Naomi: Hold on… you’re saying that a retake and a rescore might cost the same thing?
Eliot: That is a good way to look at it, Naomi. The cost of a rescore and a retake really can be similar, and it can take a month or more to get new scores either way. And that brings me to the final thing students should consider. Can you guess what it is?
Naomi: I’m going to say they should think about rescore versus retake. Did I get that right, Eliot?
Eliot: You sure did–I like the way you’re thinking. Basically, a rescore and a retake are the two ways you can improve your IELTS score. Now, if you’re just a point or two shy of the score you need, a rescore might do the trick. But taking a little extra study time and then sitting for the exam again also give you a good chance of boosting your score at least by a little bit. So if you have enough time to study for a retake in the coming weeks, it might be better.
Naomi: But maybe if students are too busy to keep studying, a rescore is a good option… because then they could potentially raise their score without having to keep studying and take the test again.
Eliot: Exactly! And if a student is really sure they got the wrong score, a rescore is probably better than a retake, since rescores are designed to correct scoring mistakes.
Naomi: So what did you think? If you need to look at these tips again, check out the show notes for a transcript of this episode and links to the resources we mentioned.
Oh and by the way! We’re looking for volunteers to help us translate the show transcripts from English to your first language. If you are interested, please email me at firstname.lastname@example.org with the subject line “translation,” and let me know what language you can translate into!

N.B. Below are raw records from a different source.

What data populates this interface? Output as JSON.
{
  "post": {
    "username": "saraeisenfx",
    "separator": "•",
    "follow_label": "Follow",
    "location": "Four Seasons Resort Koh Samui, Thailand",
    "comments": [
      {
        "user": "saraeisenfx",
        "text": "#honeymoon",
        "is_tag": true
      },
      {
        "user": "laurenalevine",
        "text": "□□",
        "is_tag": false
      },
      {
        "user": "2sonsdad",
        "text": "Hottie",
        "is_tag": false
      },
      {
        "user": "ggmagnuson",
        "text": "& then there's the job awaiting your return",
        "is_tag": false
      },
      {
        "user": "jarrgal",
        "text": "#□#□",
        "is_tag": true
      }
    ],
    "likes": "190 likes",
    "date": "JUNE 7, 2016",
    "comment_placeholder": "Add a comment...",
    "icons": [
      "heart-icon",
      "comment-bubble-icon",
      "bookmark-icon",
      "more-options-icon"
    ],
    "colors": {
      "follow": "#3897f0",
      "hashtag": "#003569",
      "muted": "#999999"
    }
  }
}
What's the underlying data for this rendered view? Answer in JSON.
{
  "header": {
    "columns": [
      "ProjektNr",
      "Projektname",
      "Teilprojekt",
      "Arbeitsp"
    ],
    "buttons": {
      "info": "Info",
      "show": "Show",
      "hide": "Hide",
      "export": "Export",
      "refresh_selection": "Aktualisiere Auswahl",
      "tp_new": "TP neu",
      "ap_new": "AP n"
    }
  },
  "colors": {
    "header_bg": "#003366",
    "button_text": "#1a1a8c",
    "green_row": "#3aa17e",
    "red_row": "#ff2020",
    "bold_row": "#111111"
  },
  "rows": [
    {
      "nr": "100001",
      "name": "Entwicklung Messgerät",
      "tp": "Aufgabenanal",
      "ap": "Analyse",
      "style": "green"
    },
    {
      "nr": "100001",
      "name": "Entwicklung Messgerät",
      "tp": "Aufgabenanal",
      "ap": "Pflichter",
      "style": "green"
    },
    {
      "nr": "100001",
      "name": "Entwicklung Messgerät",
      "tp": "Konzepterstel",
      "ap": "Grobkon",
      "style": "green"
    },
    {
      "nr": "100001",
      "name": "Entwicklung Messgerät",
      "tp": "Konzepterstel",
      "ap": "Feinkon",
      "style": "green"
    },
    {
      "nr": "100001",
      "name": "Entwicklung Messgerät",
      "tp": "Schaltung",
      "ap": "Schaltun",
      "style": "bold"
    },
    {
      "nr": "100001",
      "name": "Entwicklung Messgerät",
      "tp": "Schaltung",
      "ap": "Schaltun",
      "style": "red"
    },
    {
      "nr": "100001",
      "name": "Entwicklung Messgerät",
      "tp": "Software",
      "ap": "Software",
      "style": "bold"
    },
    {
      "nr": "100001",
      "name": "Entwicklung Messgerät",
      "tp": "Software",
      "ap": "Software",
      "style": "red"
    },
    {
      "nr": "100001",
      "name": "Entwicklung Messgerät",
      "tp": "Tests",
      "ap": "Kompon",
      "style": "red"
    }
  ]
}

Thanks for listening! If you like our show, help us out by leaving a rating and review in Apple Podcasts, it helps people find us! And don’t forget to hit the subscribe button. Until next time! This is Naomi at Magoosh, wishing you happy studying!